“City staff has been working to audit the instant runoff process, and the tabulation error was recently discovered by TrueBallot, the company hired by the city to perform the election,” said City Clerk Kathryn Koch. “The error arose because the voting software was originally written to support the ‘ranked choice’ form of elections used in Cambridge, Massachusetts. Following Cambridge rules, the software prevented a candidate who had reached the winning threshold from receiving any more votes.”
This difference can’t affect who wins the race, but it did affect the vote totals for the winner and runner-up in the final round. The error did not occur in either of the council tallies.
In the mayor’s race the threshold necessary to be sure of a victory was 1,273, which is 50 percent plus one of the 2,544 ballots cast. When Mick Ireland, the candidate winning the mayoral contest, reached 1,273 after LJ Erspamer was eliminated in the final round of counting, he was guaranteed to win. The software stopped counting any additional votes for him. However, any such ballots ranking Marilyn Marks after Ireland were added to her final round totals.
Ireland ultimately received 28 votes beyond the threshold of 1,273. Sixteen of them had been counted for Marks, and 12 had been deemed “exhausted” because they did not list rank Marks.
The overall effect of this correction is that instead of Ireland defeating Marks by a vote of 1,273 to 1,140 (52.8 percent to 47.2 percent) as earlier reported, Ireland actually won by a margin of 1,301 to 1,124 (53.6 percent to 46.4 percent).
The election results are summarized on the City’s website at http://www.aspenpitkin.com/depts/38/.
“The fact that this error was detectable using election data we made available to the public validates our approach to election transparency and integrity,” said Koch. “By starting with a paper ballot that was counted independently on two different systems and by creating an electronic record of the rankings on every single ballot, we were able to audit and document this election more completely than any other public election that we have held. By making the rankings and all other election data public, everyone had the opportunity to double-check the IRV tallies themselves.”
The first step in auditing this election was to randomly 10 percent of the ballots and make sure that the rankings on the ballots corresponded to the electronic records. This was completed on Thursday, May 7, and produced no anomalies. The second step was to manually verify that every ranking was tallied correctly for mayor and council.
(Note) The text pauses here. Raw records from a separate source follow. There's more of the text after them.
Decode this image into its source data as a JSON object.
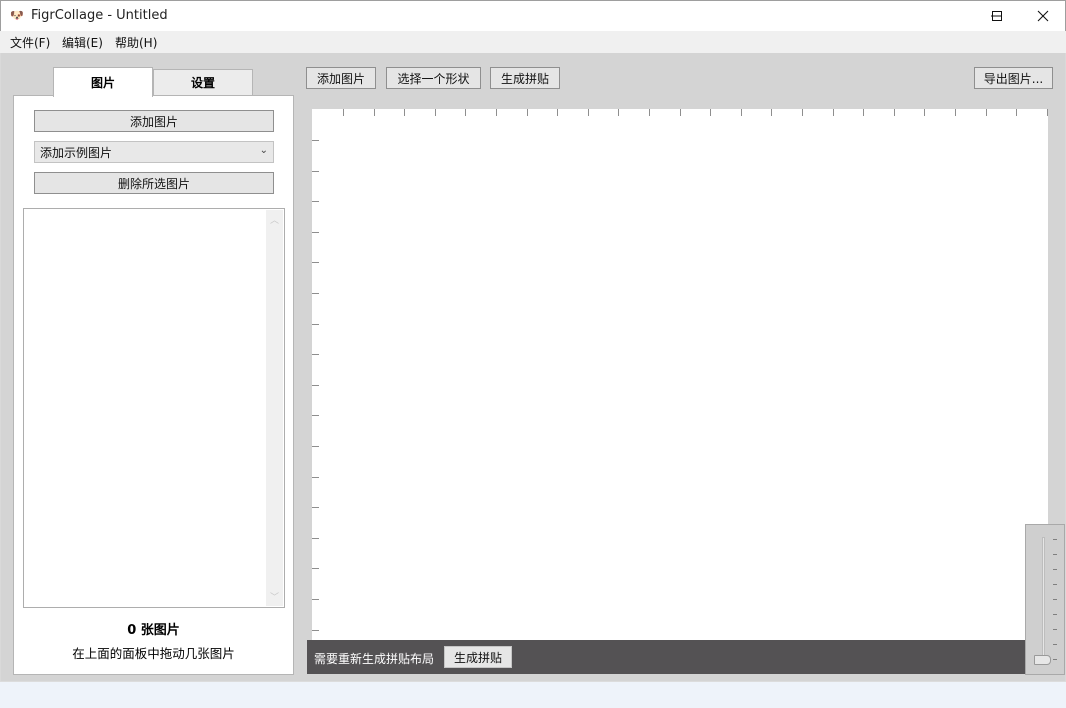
{
  "window": {
    "title": "FigrCollage - Untitled",
    "app_icon": "collage-app-icon",
    "minimize_glyph": "minimize-icon",
    "maximize_glyph": "maximize-icon",
    "close_glyph": "close-icon"
  },
  "menu": {
    "file": "文件(F)",
    "edit": "编辑(E)",
    "help": "帮助(H)"
  },
  "left_panel": {
    "tabs": [
      {
        "label": "图片",
        "active": true
      },
      {
        "label": "设置",
        "active": false
      }
    ],
    "add_image_button": "添加图片",
    "sample_select_value": "添加示例图片",
    "delete_selected_button": "删除所选图片",
    "image_count": "0 张图片",
    "drag_hint": "在上面的面板中拖动几张图片"
  },
  "toolbar": {
    "add_image": "添加图片",
    "select_shape": "选择一个形状",
    "generate_collage": "生成拼贴",
    "export_image": "导出图片..."
  },
  "status": {
    "message": "需要重新生成拼贴布局",
    "generate_button": "生成拼贴"
  },
  "colors": {
    "status_bar_bg": "#545254",
    "canvas_bg": "#ffffff",
    "panel_bg": "#d4d4d4"
  }
}
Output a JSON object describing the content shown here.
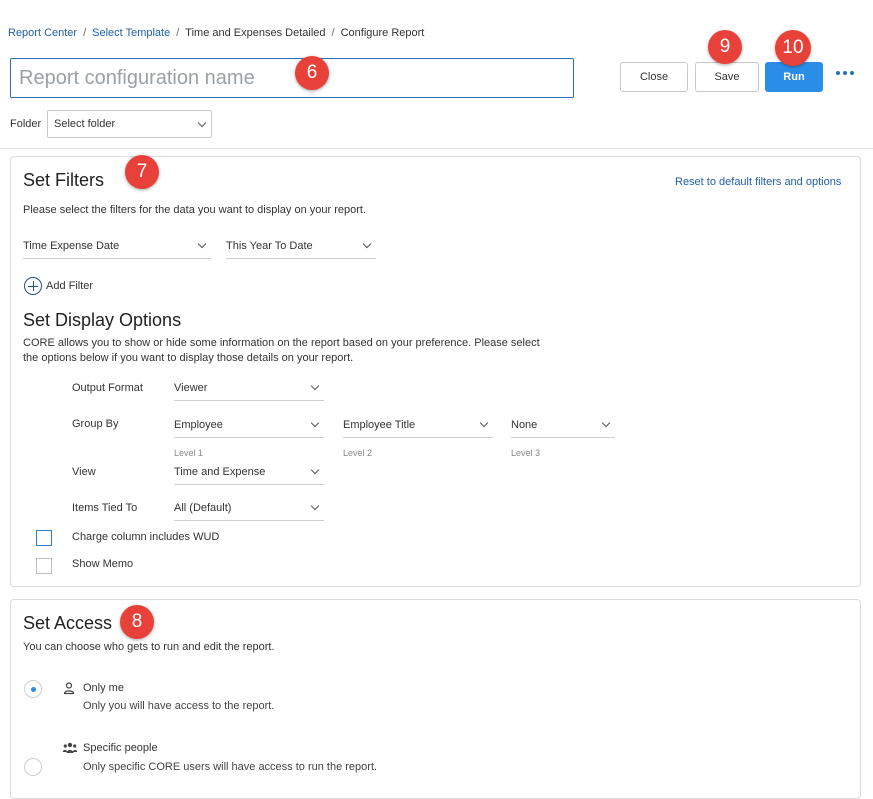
{
  "breadcrumb": [
    "Report Center",
    "Select Template",
    "Time and Expenses Detailed",
    "Configure Report"
  ],
  "name_input": {
    "placeholder": "Report configuration name"
  },
  "toolbar": {
    "close": "Close",
    "save": "Save",
    "run": "Run"
  },
  "badges": {
    "name": "6",
    "filters": "7",
    "access": "8",
    "save": "9",
    "run": "10"
  },
  "folder": {
    "label": "Folder",
    "value": "Select folder"
  },
  "filters": {
    "title": "Set Filters",
    "reset_link": "Reset to default filters and options",
    "description": "Please select the filters for the data you want to display on your report.",
    "field": "Time Expense Date",
    "range": "This Year To Date",
    "add_filter": "Add Filter"
  },
  "display": {
    "title": "Set Display Options",
    "description_line1": "CORE allows you to show or hide some information on the report based on your preference. Please select",
    "description_line2": "the options below if you want to display those details on your report.",
    "output_format": {
      "label": "Output Format",
      "value": "Viewer"
    },
    "group_by": {
      "label": "Group By",
      "level1": "Employee",
      "level1_label": "Level 1",
      "level2": "Employee Title",
      "level2_label": "Level 2",
      "level3": "None",
      "level3_label": "Level 3"
    },
    "view": {
      "label": "View",
      "value": "Time and Expense"
    },
    "items_tied_to": {
      "label": "Items Tied To",
      "value": "All (Default)"
    },
    "charge_wud": "Charge column includes WUD",
    "show_memo": "Show Memo"
  },
  "access": {
    "title": "Set Access",
    "description": "You can choose who gets to run and edit the report.",
    "options": [
      {
        "label": "Only me",
        "desc": "Only you will have access to the report.",
        "selected": true,
        "icon": "person-icon"
      },
      {
        "label": "Specific people",
        "desc": "Only specific CORE users will have access to run the report.",
        "selected": false,
        "icon": "people-icon"
      }
    ]
  },
  "colors": {
    "accent": "#2a8de6",
    "badge": "#e8413a",
    "link": "#1f5fa8"
  }
}
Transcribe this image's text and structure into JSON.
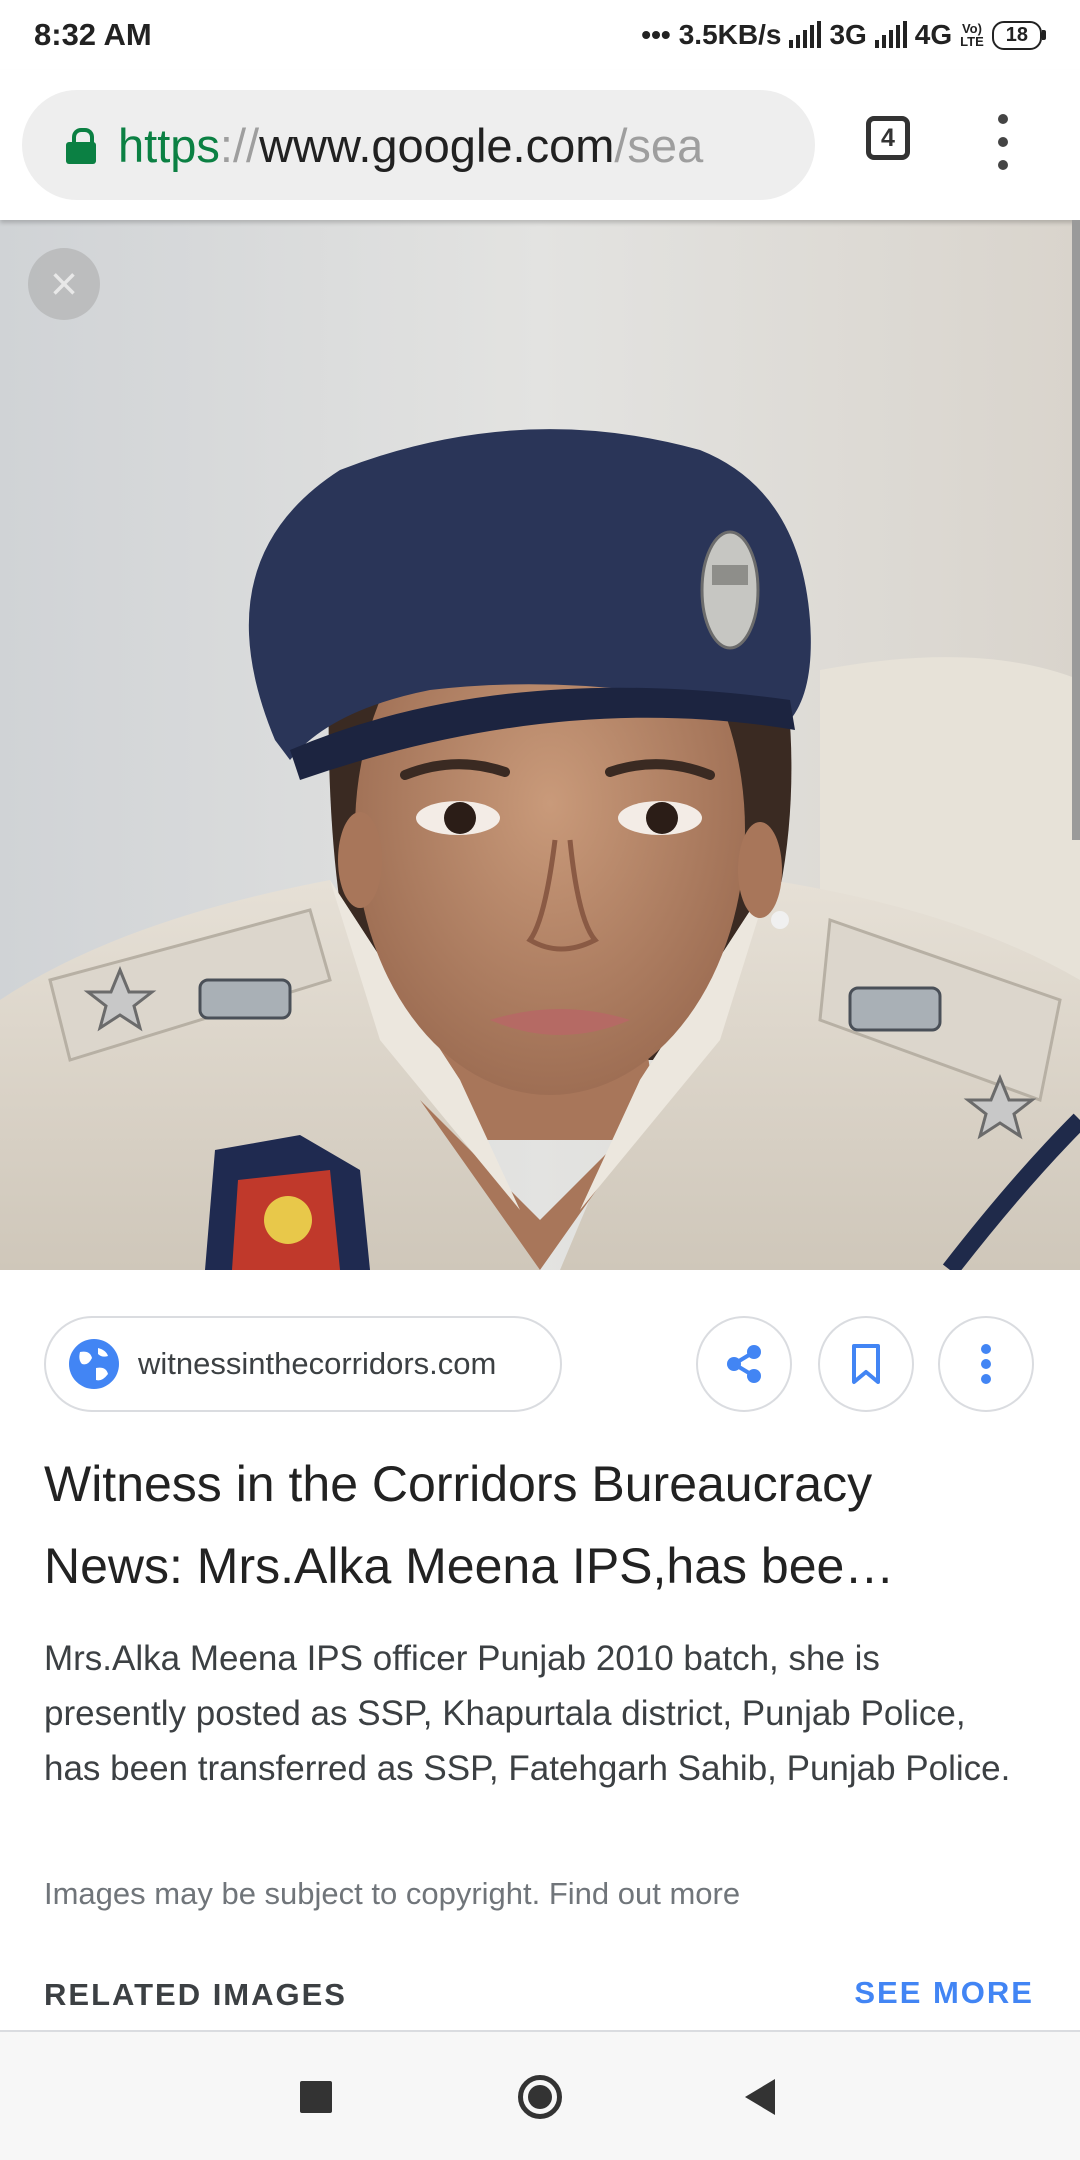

That is how the tabulation error was discovered and reported to the public.
Aspen City Council has committed to a review of instant runoff voting and its procedure at a work session to be scheduled this summer.